> [Task prompt]:
A line qualifies if it holds the string "group". Copy every qualifying line from the records.

> [Data to process]:

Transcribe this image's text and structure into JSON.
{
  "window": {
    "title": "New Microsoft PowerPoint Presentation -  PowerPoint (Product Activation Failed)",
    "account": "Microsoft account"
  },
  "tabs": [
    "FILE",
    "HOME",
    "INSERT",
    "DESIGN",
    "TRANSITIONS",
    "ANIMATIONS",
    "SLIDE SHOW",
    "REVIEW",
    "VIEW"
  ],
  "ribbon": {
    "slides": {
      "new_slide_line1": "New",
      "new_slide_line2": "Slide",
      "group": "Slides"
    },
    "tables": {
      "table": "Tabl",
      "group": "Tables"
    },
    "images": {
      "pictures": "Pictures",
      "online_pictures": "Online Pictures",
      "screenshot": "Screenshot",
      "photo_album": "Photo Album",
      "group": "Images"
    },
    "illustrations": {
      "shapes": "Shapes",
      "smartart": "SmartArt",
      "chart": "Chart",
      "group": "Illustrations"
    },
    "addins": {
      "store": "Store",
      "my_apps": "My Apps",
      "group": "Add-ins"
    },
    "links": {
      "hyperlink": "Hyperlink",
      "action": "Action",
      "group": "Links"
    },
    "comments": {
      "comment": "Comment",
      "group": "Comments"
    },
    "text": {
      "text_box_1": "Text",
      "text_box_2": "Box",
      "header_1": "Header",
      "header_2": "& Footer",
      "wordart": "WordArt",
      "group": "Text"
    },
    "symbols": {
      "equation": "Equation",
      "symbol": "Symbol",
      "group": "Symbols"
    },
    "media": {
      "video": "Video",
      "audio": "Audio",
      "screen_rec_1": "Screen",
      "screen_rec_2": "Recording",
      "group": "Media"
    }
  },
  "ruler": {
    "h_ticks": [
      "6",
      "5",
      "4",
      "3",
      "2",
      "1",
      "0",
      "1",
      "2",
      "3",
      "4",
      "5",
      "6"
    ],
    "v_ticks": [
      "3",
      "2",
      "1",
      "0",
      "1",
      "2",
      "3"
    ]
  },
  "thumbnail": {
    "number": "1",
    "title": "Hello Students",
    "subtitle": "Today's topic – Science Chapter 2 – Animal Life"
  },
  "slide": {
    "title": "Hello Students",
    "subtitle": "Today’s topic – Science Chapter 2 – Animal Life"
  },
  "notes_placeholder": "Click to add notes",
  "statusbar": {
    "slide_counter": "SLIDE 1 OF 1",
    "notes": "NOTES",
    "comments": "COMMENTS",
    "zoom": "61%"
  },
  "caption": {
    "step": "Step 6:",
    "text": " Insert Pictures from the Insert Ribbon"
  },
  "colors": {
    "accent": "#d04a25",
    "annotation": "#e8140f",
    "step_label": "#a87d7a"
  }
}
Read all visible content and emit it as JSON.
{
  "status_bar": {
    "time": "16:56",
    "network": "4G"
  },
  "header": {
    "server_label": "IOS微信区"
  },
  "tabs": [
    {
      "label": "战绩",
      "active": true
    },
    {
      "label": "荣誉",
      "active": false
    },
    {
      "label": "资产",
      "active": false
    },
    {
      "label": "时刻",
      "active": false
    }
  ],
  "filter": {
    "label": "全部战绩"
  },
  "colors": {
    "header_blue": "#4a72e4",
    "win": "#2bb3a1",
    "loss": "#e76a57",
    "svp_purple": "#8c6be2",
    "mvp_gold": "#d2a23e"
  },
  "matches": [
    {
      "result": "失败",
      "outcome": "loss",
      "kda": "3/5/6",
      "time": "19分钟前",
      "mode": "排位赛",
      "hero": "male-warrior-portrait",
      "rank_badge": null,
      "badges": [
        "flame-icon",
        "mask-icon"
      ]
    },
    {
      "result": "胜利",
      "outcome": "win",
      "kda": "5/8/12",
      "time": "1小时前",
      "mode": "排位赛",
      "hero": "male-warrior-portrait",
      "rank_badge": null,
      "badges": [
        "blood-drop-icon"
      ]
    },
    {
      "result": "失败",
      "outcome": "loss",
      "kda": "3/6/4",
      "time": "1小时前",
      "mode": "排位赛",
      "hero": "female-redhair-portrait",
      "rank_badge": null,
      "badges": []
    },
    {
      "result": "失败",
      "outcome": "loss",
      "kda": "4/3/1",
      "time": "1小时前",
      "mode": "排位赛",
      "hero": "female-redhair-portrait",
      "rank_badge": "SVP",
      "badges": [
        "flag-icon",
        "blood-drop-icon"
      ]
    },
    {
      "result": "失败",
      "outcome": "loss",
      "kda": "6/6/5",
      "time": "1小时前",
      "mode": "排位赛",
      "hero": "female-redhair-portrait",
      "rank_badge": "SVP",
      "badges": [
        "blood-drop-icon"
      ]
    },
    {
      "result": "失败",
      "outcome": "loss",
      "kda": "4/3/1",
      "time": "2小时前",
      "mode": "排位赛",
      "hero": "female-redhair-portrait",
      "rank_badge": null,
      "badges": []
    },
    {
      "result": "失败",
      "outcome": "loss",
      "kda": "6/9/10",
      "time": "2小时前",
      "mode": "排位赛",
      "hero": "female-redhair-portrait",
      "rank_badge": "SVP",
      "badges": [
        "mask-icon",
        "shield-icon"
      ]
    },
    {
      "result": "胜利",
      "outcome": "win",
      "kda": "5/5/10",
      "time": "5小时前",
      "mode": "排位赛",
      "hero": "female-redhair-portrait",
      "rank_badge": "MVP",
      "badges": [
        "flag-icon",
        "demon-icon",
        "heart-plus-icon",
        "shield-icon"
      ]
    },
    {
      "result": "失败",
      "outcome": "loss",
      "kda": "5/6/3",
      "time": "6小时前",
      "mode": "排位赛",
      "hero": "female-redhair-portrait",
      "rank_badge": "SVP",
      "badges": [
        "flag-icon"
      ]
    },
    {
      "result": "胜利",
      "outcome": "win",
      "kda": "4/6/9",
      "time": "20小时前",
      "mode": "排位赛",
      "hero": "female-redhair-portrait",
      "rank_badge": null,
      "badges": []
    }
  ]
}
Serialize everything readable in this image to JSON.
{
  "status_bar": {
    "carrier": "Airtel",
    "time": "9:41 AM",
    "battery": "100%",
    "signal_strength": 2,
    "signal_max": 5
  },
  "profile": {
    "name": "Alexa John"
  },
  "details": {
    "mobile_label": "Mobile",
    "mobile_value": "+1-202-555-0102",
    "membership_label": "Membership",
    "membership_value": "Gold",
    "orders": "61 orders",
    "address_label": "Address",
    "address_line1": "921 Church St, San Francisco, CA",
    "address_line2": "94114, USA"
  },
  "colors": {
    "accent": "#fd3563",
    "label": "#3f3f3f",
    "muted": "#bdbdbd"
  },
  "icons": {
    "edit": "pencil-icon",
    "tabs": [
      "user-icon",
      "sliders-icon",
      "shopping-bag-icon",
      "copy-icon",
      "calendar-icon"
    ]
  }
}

> [Reply]:
      "group": "Slides"
      "group": "Tables"
      "group": "Images"
      "group": "Illustrations"
      "group": "Add-ins"
      "group": "Links"
      "group": "Comments"
      "group": "Text"
      "group": "Symbols"
      "group": "Media"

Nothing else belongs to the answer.